There's only one difference. It's a long time since I heard of domestic appliances crashing into each other in the basement. But, you hear of automobile accidents all the time. Suppose someone broke into your house and set about your clothes dryer with a sledge hammer. You come home and it has wires hanging out. Do you touch them? No, of course not. This is all it means when Toyota warn you not to touch wires hanging out of your car after an accident. The high voltage wires are wrapped in metal shields to protect them from cuts. They are colored orange. Compared to the other harm that can befall you in a car crash, I would say that the danger of electrical shock is insignificant.
Cars have batteries. Batteries contain acid. Acid is dangerous. A car with powerful batteries must contain a lot of acid and be very dangerous, right?
The electrolyte in Nickel Metal Hydride batteries is potassium hydroxide. This is not acid, rather it is an alkali, the exact opposite. However, concentrated alkali can be as caustic and dangerous as acid, so there are warnings about spills. This should not be of any concern, however, because the location of the battery in the car protects it well and each cell of the battery contains very little electrolyte. By far the biggest secondary risk in a collision is, in my opinion, the gasoline, as with any normal car. But Toyota don't want to be sued for alkali burns just because they failed to include a warning.
I don't think "stealth" is a Toyota word, I think people in the yahoo discussion groups invented it to mean driving with the gas engine off. The implication is that you can sneak up on people, which is unfortunate because obviously this is not always a good idea.
Also, people talk of a stealth "mode". You can't
put the car in this mode, the car makes up its own mind when to run the ICE
and when not. You can influence the car by the way you drive, but you
should probably consider this "advanced Prius ownership" for now. In
fact, the philosophy of "Prius - just drive it" would have you leave it
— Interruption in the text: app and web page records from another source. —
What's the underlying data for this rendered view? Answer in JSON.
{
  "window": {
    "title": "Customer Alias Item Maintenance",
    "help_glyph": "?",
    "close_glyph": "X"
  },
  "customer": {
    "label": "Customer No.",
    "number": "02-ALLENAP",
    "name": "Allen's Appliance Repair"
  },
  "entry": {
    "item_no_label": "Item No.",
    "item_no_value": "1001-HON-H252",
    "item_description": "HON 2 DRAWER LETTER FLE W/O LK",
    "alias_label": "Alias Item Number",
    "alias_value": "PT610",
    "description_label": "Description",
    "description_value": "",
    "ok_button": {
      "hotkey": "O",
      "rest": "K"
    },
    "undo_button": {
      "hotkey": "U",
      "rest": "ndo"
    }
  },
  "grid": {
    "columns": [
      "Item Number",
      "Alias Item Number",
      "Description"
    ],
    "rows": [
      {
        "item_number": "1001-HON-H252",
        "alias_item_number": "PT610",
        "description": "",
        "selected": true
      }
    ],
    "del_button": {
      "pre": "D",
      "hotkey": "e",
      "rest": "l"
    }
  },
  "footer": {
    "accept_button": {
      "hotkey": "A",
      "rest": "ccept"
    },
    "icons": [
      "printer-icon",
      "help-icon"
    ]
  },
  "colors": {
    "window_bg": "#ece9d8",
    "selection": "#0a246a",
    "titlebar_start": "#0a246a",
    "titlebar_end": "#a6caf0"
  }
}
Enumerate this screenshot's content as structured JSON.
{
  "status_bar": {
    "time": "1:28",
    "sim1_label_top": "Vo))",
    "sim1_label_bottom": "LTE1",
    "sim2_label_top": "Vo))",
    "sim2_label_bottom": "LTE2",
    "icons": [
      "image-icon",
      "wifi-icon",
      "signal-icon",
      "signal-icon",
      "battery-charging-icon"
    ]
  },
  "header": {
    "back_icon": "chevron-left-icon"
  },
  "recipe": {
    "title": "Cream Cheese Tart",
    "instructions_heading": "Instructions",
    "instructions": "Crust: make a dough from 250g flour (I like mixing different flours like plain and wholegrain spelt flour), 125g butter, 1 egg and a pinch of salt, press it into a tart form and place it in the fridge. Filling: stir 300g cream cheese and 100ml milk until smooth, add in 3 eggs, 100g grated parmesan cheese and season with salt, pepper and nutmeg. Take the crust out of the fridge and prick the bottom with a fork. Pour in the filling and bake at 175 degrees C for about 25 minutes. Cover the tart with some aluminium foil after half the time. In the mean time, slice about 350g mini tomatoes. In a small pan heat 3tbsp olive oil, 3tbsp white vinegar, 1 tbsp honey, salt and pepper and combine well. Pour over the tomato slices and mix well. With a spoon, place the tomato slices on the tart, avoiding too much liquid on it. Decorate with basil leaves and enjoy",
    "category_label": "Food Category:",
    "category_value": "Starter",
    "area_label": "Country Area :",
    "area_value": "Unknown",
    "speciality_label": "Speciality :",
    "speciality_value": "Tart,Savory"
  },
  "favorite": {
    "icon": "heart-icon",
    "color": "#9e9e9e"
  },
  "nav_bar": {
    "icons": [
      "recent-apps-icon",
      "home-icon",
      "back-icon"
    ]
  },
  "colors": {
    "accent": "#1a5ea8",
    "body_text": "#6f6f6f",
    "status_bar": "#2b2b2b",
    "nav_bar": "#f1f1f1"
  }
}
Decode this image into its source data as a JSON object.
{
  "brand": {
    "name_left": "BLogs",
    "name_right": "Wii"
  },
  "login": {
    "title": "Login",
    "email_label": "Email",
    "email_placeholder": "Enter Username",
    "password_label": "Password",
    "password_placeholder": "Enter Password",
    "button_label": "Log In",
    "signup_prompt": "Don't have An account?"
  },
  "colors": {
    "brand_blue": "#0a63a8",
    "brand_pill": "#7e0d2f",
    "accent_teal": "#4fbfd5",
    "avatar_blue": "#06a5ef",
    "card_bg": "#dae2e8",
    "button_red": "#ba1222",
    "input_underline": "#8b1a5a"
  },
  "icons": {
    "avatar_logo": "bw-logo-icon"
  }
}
up to the car. Those of us searching for extreme economy and a
fuller understanding of the car's workings are the ones talking
most about stealth or "EV" (electric vehicle) mode.